Story Behind the Song: John Paul White, ‘The Hurting Kind’
"The Hurting Kind," the title track of John Paul White's 2019 solo album, takes on themes of abuse and speaks from a woman's perspective. Originally, White was daunted by the prospect of singing something so personal from a female point of view; however, after seeking advice from his wife, he hopes that the track encompasses a number of different experiences and backgrounds.
To learn more about "The Hurting Kind," and for more details about how White wrote the song, in his own words, read on.
All I had was the title, and I had no idea what it meant. And even when I only had the title, I thought, "That sounds like the title of the record. I don't even know what the song is, but I know that's what the record's called."
And as I went down the road of that song, certain things just sounded right and felt right, and I realized that for whatever reason, it felt like I was singing from the female perspective. And I realized the song was about abuse: "Your love is the hurting kind."
I played it for my wife, and I was like, "Should I pitch this to someone else?" She was like, "No, I completely feel this from your perspective."
But if I had set out to write a song about abuse, it would have sucked. It would have been so on the nose. It probably would have been completely overwrought. It would just be too much, too ham-handed.
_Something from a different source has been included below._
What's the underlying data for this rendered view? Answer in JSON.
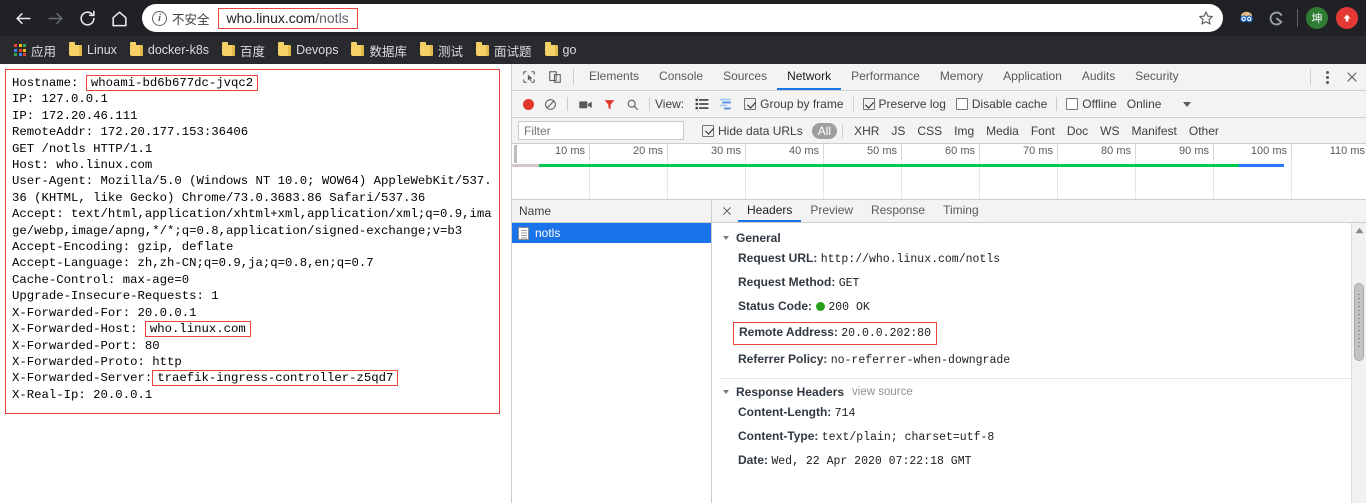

So I'm really proud of that process, that led to a song that I really love and that can mean a lot of things for a lot of people.
I'm thrilled that my children are growing up watching [the conversation about abuse and privilege] happen. Because they're not as ingrained with the privilege that I grew up with ... In their lifetime, so much has happened. I told them, "Keep your eyes open, because people will be talking about this era that we're in right now for years. This is a lot of heavy stuff going down, and you need to be aware and pay attention."
That was scary for me to write about, as a male, but from a female perspective. Like, who the hell do I think I am? Because I don't know anybody else's plight. I don't know how other people feel about anything. But playing it for my wife, she was like, "You know, I think we all feel that emotion in different ways, but we all feel it the same as well." So I tried to keep it vague enough that anyone's story could fit in it.